START STORED DATA

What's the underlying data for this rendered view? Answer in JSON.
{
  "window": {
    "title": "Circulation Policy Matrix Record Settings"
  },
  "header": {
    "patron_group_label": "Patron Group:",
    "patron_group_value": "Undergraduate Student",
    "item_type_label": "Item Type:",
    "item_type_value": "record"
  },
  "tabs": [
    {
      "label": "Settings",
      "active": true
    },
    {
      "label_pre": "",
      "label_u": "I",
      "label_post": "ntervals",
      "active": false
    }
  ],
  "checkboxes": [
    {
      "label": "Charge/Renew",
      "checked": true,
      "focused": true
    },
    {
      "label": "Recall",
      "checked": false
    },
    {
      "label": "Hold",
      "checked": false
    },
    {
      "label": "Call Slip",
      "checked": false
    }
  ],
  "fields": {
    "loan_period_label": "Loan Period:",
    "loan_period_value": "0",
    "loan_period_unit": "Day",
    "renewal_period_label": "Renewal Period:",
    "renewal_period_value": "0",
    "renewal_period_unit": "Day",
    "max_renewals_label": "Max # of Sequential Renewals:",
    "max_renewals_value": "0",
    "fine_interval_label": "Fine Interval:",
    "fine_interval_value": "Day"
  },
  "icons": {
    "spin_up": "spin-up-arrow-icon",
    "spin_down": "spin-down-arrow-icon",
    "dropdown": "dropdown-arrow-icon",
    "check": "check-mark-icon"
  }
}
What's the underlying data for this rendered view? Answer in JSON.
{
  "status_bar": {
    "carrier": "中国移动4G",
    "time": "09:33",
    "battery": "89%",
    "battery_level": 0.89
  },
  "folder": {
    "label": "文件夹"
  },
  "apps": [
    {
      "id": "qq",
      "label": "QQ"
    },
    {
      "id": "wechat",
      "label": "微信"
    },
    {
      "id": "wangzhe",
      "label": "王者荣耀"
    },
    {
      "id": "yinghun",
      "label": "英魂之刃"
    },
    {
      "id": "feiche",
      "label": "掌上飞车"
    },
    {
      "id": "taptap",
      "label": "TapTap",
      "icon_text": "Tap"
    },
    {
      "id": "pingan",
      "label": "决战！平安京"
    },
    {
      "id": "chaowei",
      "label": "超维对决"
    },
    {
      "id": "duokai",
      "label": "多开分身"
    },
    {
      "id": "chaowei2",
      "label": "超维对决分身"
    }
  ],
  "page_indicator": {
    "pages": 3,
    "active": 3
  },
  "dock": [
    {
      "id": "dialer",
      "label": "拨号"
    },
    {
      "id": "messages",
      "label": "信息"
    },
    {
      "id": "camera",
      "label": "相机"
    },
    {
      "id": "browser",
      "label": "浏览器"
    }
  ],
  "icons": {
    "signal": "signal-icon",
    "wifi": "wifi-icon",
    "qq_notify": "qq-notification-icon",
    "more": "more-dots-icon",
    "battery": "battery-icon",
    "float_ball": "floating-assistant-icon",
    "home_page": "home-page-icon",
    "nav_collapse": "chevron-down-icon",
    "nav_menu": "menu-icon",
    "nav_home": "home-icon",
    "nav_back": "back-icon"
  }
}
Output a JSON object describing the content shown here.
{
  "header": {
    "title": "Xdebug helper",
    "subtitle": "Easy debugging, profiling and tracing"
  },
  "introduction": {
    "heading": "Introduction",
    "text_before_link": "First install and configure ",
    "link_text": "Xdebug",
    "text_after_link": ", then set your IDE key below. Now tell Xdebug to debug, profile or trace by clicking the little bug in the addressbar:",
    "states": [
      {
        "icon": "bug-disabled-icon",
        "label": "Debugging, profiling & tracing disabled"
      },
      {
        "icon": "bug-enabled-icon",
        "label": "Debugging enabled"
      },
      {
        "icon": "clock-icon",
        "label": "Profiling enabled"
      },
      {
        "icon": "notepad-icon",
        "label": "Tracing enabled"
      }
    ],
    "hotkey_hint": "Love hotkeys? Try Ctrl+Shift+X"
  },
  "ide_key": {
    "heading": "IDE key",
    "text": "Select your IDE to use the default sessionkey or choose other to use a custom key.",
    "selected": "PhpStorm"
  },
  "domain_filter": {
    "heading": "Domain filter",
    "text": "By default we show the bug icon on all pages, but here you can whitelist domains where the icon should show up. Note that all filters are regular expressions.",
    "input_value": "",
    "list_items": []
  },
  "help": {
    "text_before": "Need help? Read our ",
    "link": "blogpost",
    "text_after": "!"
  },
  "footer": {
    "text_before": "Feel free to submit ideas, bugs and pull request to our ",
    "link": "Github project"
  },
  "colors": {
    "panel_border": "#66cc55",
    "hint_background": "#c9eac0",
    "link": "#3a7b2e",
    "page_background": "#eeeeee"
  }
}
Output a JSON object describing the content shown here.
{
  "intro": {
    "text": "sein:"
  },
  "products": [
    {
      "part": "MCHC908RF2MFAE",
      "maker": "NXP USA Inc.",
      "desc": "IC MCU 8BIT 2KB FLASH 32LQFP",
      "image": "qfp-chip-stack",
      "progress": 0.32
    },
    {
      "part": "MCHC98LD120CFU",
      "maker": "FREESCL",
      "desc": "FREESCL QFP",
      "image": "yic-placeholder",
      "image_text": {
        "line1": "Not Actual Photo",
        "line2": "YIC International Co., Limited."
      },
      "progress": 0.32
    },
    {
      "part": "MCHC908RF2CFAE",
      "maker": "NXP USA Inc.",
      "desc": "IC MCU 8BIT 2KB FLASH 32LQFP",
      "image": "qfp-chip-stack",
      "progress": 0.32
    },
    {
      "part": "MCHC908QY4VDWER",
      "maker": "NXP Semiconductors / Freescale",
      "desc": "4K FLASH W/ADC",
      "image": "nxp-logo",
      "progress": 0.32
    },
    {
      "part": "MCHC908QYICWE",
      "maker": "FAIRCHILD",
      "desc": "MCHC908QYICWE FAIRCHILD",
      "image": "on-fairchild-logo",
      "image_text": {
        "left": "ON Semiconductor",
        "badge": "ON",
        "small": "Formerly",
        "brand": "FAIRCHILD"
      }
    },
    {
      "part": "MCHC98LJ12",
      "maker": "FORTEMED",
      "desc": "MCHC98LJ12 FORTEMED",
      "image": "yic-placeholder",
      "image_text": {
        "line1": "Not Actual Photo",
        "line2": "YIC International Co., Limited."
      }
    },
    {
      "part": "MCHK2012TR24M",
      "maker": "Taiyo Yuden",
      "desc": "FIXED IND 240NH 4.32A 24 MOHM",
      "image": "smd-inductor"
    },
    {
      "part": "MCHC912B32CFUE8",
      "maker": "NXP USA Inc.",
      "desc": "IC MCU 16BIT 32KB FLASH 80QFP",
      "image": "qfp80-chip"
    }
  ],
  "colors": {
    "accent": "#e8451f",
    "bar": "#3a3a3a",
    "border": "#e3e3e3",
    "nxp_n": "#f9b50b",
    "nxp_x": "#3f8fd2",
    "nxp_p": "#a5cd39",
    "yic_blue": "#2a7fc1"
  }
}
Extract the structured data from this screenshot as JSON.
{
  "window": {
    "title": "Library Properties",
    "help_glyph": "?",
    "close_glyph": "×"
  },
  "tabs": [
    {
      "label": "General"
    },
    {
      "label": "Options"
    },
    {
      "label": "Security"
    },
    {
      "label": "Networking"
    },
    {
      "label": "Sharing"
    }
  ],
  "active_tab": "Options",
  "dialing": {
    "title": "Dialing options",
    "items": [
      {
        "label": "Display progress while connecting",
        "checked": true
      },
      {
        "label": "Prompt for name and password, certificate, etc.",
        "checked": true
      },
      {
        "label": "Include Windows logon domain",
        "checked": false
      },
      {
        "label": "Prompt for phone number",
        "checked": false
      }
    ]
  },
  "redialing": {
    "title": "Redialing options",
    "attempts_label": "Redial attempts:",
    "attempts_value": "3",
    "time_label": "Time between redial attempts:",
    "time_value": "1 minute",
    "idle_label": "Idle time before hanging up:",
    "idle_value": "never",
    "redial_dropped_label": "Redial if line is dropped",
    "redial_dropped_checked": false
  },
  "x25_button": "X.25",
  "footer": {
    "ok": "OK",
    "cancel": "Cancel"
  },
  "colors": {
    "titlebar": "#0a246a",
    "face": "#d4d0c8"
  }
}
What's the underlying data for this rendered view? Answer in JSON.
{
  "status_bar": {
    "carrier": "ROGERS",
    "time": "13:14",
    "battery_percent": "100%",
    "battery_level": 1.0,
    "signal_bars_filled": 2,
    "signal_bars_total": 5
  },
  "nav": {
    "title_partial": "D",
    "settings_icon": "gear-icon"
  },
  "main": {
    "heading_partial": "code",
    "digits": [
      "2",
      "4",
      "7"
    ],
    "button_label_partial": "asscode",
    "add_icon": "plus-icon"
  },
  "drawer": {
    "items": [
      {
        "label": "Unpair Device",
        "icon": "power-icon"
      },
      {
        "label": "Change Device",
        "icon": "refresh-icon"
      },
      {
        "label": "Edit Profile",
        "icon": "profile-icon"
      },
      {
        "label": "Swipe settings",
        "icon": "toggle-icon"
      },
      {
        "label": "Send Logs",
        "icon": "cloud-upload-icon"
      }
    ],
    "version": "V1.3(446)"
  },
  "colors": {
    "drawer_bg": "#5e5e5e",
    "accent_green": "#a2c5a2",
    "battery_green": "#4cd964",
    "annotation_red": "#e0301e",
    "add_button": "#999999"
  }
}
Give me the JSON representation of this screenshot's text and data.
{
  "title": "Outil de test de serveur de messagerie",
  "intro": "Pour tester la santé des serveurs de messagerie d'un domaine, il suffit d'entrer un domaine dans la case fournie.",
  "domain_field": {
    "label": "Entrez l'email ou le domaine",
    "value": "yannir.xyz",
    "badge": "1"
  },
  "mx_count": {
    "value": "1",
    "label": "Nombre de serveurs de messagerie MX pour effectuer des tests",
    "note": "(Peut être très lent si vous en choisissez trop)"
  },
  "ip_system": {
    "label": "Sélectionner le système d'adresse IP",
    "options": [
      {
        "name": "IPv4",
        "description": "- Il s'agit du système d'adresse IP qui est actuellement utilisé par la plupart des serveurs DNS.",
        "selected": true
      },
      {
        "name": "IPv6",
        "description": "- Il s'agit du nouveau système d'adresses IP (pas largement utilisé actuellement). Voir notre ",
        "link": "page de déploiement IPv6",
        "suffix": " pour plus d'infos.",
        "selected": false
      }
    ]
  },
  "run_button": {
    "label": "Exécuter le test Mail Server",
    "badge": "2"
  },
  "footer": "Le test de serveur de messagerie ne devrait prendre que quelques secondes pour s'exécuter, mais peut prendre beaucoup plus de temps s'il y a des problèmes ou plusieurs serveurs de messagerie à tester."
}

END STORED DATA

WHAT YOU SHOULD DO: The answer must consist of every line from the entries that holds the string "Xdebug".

SOLVED EXERCISE:
    "title": "Xdebug helper",
    "link_text": "Xdebug",
    "text_after_link": ", then set your IDE key below. Now tell Xdebug to debug, profile or trace by clicking the little bug in the addressbar:",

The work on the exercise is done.